▸ **YOUR OBJECTIVE**
Scan the data below for the string "Promotions". Copy every line where it appears.
*** Block opens ***
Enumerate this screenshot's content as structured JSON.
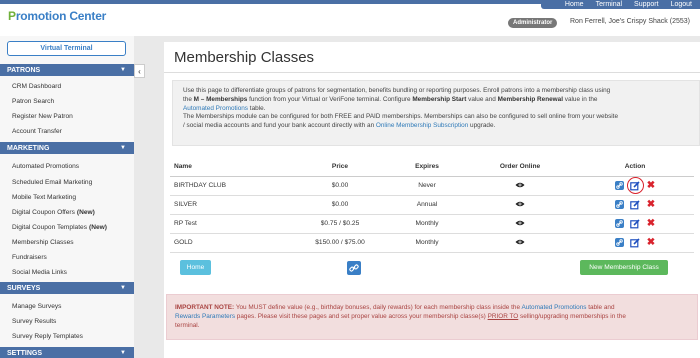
{
  "header": {
    "brand": "Promotion Center",
    "nav": [
      "Home",
      "Terminal",
      "Support",
      "Logout"
    ],
    "role_badge": "Administrator",
    "user": "Ron Ferrell, Joe's Crispy Shack (2553)"
  },
  "sidebar": {
    "virtual_terminal": "Virtual Terminal",
    "sections": {
      "patrons": "PATRONS",
      "marketing": "MARKETING",
      "surveys": "SURVEYS",
      "settings": "SETTINGS"
    },
    "patrons_items": [
      "CRM Dashboard",
      "Patron Search",
      "Register New Patron",
      "Account Transfer"
    ],
    "marketing_items": [
      "Automated Promotions",
      "Scheduled Email Marketing",
      "Mobile Text Marketing",
      "Digital Coupon Offers",
      "Digital Coupon Templates",
      "Membership Classes",
      "Fundraisers",
      "Social Media Links"
    ],
    "new_tag": "(New)",
    "surveys_items": [
      "Manage Surveys",
      "Survey Results",
      "Survey Reply Templates"
    ]
  },
  "main": {
    "title": "Membership Classes",
    "info": {
      "l1": "Use this page to differentiate groups of patrons for segmentation, benefits bundling or reporting purposes. Enroll patrons into a membership class using",
      "l2_pre": "the ",
      "l2_bold1": "M – Memberships",
      "l2_mid": " function from your Virtual or VeriFone terminal. Configure ",
      "l2_bold2": "Membership Start",
      "l2_mid2": " value and ",
      "l2_bold3": "Membership Renewal",
      "l2_post": " value in the",
      "l3_link": "Automated Promotions",
      "l3_post": " table.",
      "l4": "The Memberships module can be configured for both FREE and PAID memberships. Memberships can also be configured to sell online from your website",
      "l5_pre": "/ social media accounts and fund your bank account directly with an ",
      "l5_link": "Online Membership Subscription",
      "l5_post": " upgrade."
    },
    "table": {
      "headers": [
        "Name",
        "Price",
        "Expires",
        "Order Online",
        "Action"
      ],
      "rows": [
        {
          "name": "BIRTHDAY CLUB",
          "price": "$0.00",
          "expires": "Never"
        },
        {
          "name": "SILVER",
          "price": "$0.00",
          "expires": "Annual"
        },
        {
          "name": "RP Test",
          "price": "$0.75 / $0.25",
          "expires": "Monthly"
        },
        {
          "name": "GOLD",
          "price": "$150.00 / $75.00",
          "expires": "Monthly"
        }
      ]
    },
    "buttons": {
      "home": "Home",
      "new_class": "New Membership Class"
    },
    "notice": {
      "label": "IMPORTANT NOTE:",
      "t1": " You MUST define value (e.g., birthday bonuses, daily rewards) for each membership class inside the ",
      "link1": "Automated Promotions",
      "t2": " table and",
      "link2": "Rewards Parameters",
      "t3": " pages. Please visit these pages and set proper value across your membership classe(s) ",
      "ul": "PRIOR TO",
      "t4": " selling/upgrading memberships in the",
      "t5": "terminal."
    }
  },
  "colors": {
    "brand_blue": "#4a6fa5",
    "link_blue": "#3a7fc6",
    "success_green": "#5cb85c",
    "info_cyan": "#5bc0de",
    "danger_red": "#d9232d"
  }
}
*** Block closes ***
▸ **RESPONSE AREA**
      "Automated Promotions",
      "l3_link": "Automated Promotions",
      "link1": "Automated Promotions",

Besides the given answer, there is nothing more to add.